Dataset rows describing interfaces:
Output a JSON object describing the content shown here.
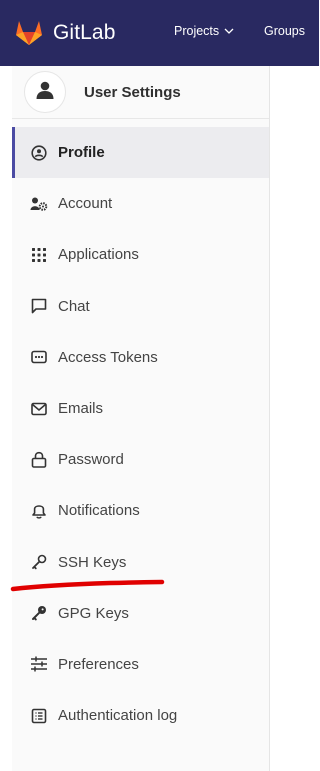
{
  "topbar": {
    "brand": "GitLab",
    "projects_label": "Projects",
    "groups_label": "Groups",
    "brand_color": "#292961"
  },
  "sidebar": {
    "context_title": "User Settings",
    "active_indicator_color": "#4b4ba3",
    "items": [
      {
        "label": "Profile",
        "icon": "profile-icon",
        "active": true
      },
      {
        "label": "Account",
        "icon": "account-icon",
        "active": false
      },
      {
        "label": "Applications",
        "icon": "applications-icon",
        "active": false
      },
      {
        "label": "Chat",
        "icon": "chat-icon",
        "active": false
      },
      {
        "label": "Access Tokens",
        "icon": "token-icon",
        "active": false
      },
      {
        "label": "Emails",
        "icon": "mail-icon",
        "active": false
      },
      {
        "label": "Password",
        "icon": "lock-icon",
        "active": false
      },
      {
        "label": "Notifications",
        "icon": "bell-icon",
        "active": false
      },
      {
        "label": "SSH Keys",
        "icon": "key-icon",
        "active": false
      },
      {
        "label": "GPG Keys",
        "icon": "key-icon",
        "active": false
      },
      {
        "label": "Preferences",
        "icon": "sliders-icon",
        "active": false
      },
      {
        "label": "Authentication log",
        "icon": "log-icon",
        "active": false
      }
    ]
  },
  "annotation": {
    "target": "SSH Keys",
    "color": "#e00000",
    "shape": "underline stroke"
  }
}
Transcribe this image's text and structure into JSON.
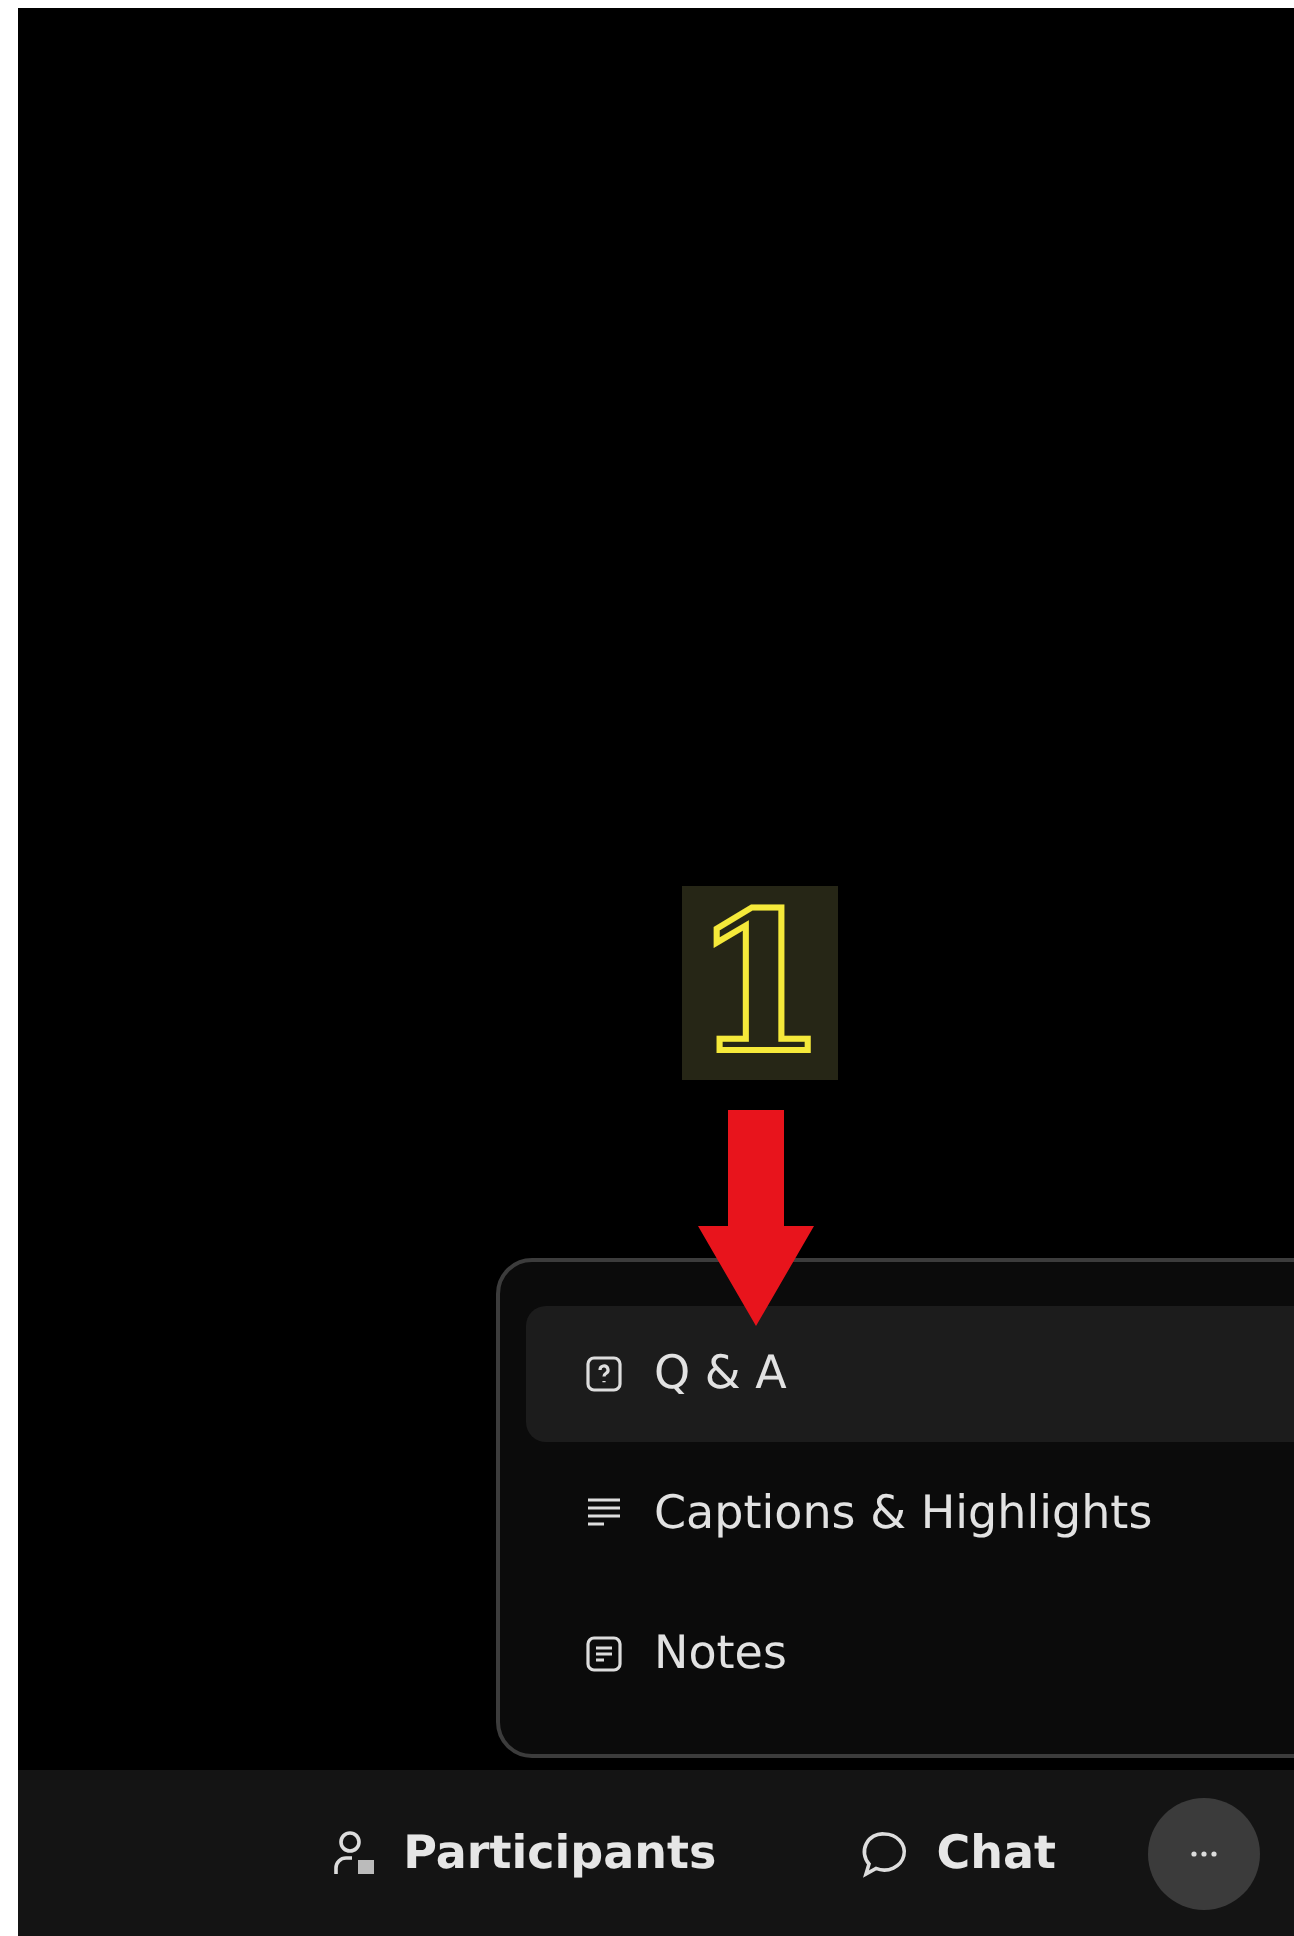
{
  "annotation": {
    "label": "1"
  },
  "more_menu": {
    "items": [
      {
        "kind": "question",
        "label": "Q & A",
        "selected": true
      },
      {
        "kind": "captions",
        "label": "Captions & Highlights",
        "selected": false
      },
      {
        "kind": "notes",
        "label": "Notes",
        "selected": false
      }
    ]
  },
  "toolbar": {
    "buttons": [
      {
        "kind": "participants",
        "label": "Participants"
      },
      {
        "kind": "chat",
        "label": "Chat"
      },
      {
        "kind": "more"
      }
    ]
  }
}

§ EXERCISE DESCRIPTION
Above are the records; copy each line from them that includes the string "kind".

§ WRITTEN ANSWER
        "kind": "question",
        "kind": "captions",
        "kind": "notes",
        "kind": "participants",
        "kind": "chat",
        "kind": "more"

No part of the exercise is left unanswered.